Objectives: To determine the characteristics of asymptomatic elevated blood pressure patients in an accident and emergency setting and assess the effect of a nurse-led intervention system.
Design: Cross-sectional study.
Setting: Accident and Emergency Department of a regional hospital in Hong Kong.
Participants: Patients with blood pressures of 140/90 mm Hg or above recorded twice (at triage and discharge) with no previous history of hypertension. Exclusion criteria were: (1) admission to hospital; (2) known hypertension; (3) referral for hypertension; (4) blood pressure higher than 180/120 mm Hg on rechecking.
Intervention: Patients were issued a referral by the discharge nurse to follow-up for blood pressure monitoring in primary care.
Main outcome measures: Diagnosis of hypertension, follow-up rate, and risk factors of hypertension.
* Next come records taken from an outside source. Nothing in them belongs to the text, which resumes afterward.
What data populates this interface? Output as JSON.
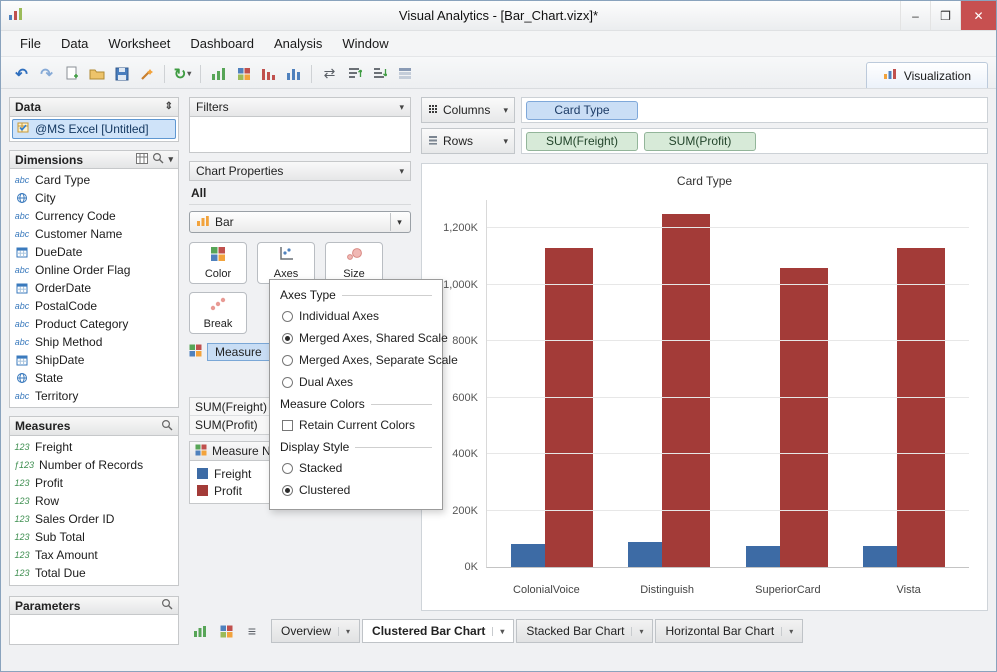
{
  "window": {
    "title": "Visual Analytics - [Bar_Chart.vizx]*",
    "minimize": "–",
    "maximize": "❒",
    "close": "✕"
  },
  "menu": {
    "items": [
      "File",
      "Data",
      "Worksheet",
      "Dashboard",
      "Analysis",
      "Window"
    ]
  },
  "toolbar": {
    "visualization_tab": "Visualization"
  },
  "data_panel": {
    "title": "Data",
    "source": "@MS Excel [Untitled]",
    "dimensions": {
      "title": "Dimensions",
      "items": [
        {
          "type": "abc",
          "label": "Card Type"
        },
        {
          "type": "globe",
          "label": "City"
        },
        {
          "type": "abc",
          "label": "Currency Code"
        },
        {
          "type": "abc",
          "label": "Customer Name"
        },
        {
          "type": "date",
          "label": "DueDate"
        },
        {
          "type": "abc",
          "label": "Online Order Flag"
        },
        {
          "type": "date",
          "label": "OrderDate"
        },
        {
          "type": "abc",
          "label": "PostalCode"
        },
        {
          "type": "abc",
          "label": "Product Category"
        },
        {
          "type": "abc",
          "label": "Ship Method"
        },
        {
          "type": "date",
          "label": "ShipDate"
        },
        {
          "type": "globe",
          "label": "State"
        },
        {
          "type": "abc",
          "label": "Territory"
        }
      ]
    },
    "measures": {
      "title": "Measures",
      "items": [
        {
          "type": "num",
          "label": "Freight"
        },
        {
          "type": "numf",
          "label": "Number of Records"
        },
        {
          "type": "num",
          "label": "Profit"
        },
        {
          "type": "num",
          "label": "Row"
        },
        {
          "type": "num",
          "label": "Sales Order ID"
        },
        {
          "type": "num",
          "label": "Sub Total"
        },
        {
          "type": "num",
          "label": "Tax Amount"
        },
        {
          "type": "num",
          "label": "Total Due"
        }
      ]
    },
    "parameters": {
      "title": "Parameters"
    }
  },
  "binding_panel": {
    "filters_title": "Filters",
    "chart_properties_title": "Chart Properties",
    "scope_label": "All",
    "chart_type": "Bar",
    "color_label": "Color",
    "axes_label": "Axes",
    "size_label": "Size",
    "break_label": "Break",
    "measure_pill": "Measure",
    "fields": [
      "SUM(Freight)",
      "SUM(Profit)"
    ],
    "legend": {
      "title": "Measure N...",
      "items": [
        {
          "label": "Freight",
          "color": "#3d6ba5"
        },
        {
          "label": "Profit",
          "color": "#a33b38"
        }
      ]
    }
  },
  "axes_popup": {
    "groups": [
      {
        "title": "Axes Type",
        "type": "radio",
        "options": [
          {
            "label": "Individual Axes",
            "selected": false
          },
          {
            "label": "Merged Axes, Shared Scale",
            "selected": true
          },
          {
            "label": "Merged Axes, Separate Scale",
            "selected": false
          },
          {
            "label": "Dual Axes",
            "selected": false
          }
        ]
      },
      {
        "title": "Measure Colors",
        "type": "checkbox",
        "options": [
          {
            "label": "Retain Current Colors",
            "selected": false
          }
        ]
      },
      {
        "title": "Display Style",
        "type": "radio",
        "options": [
          {
            "label": "Stacked",
            "selected": false
          },
          {
            "label": "Clustered",
            "selected": true
          }
        ]
      }
    ]
  },
  "shelves": {
    "columns_label": "Columns",
    "rows_label": "Rows",
    "columns_pills": [
      "Card Type"
    ],
    "rows_pills": [
      "SUM(Freight)",
      "SUM(Profit)"
    ]
  },
  "chart_data": {
    "type": "bar",
    "title": "Card Type",
    "categories": [
      "ColonialVoice",
      "Distinguish",
      "SuperiorCard",
      "Vista"
    ],
    "series": [
      {
        "name": "Freight",
        "color": "#3d6ba5",
        "values": [
          80000,
          90000,
          75000,
          75000
        ]
      },
      {
        "name": "Profit",
        "color": "#a33b38",
        "values": [
          1130000,
          1250000,
          1060000,
          1130000
        ]
      }
    ],
    "y_ticks": [
      "0K",
      "200K",
      "400K",
      "600K",
      "800K",
      "1,000K",
      "1,200K"
    ],
    "y_tick_values": [
      0,
      200000,
      400000,
      600000,
      800000,
      1000000,
      1200000
    ],
    "ylim": [
      0,
      1300000
    ],
    "grid": true,
    "legend_position": "left-panel"
  },
  "bottom_bar": {
    "tabs": [
      {
        "label": "Overview",
        "active": false
      },
      {
        "label": "Clustered Bar Chart",
        "active": true
      },
      {
        "label": "Stacked Bar Chart",
        "active": false
      },
      {
        "label": "Horizontal Bar Chart",
        "active": false
      }
    ]
  }
}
Results: Of 245 patients with asymptomatic elevated blood pressure, we were able to contact 222 for follow-up, of whom 136 (61%) claimed to have been followed up for their blood pressure, and 48 (22%) were diagnosed to have hypertension. The nurse time for finding one case was 28 minutes. The projected impact could be large. If this simple nursing guideline is implemented territory-wide, more than 7000 new cases of asymptomatic hypertension might be picked up annually.
Conclusion: The implementation of a simple nurse-led hypertension referral system is a cost-effective way to screen asymptomatic subjects with elevated blood pressures in the accident and emergency department.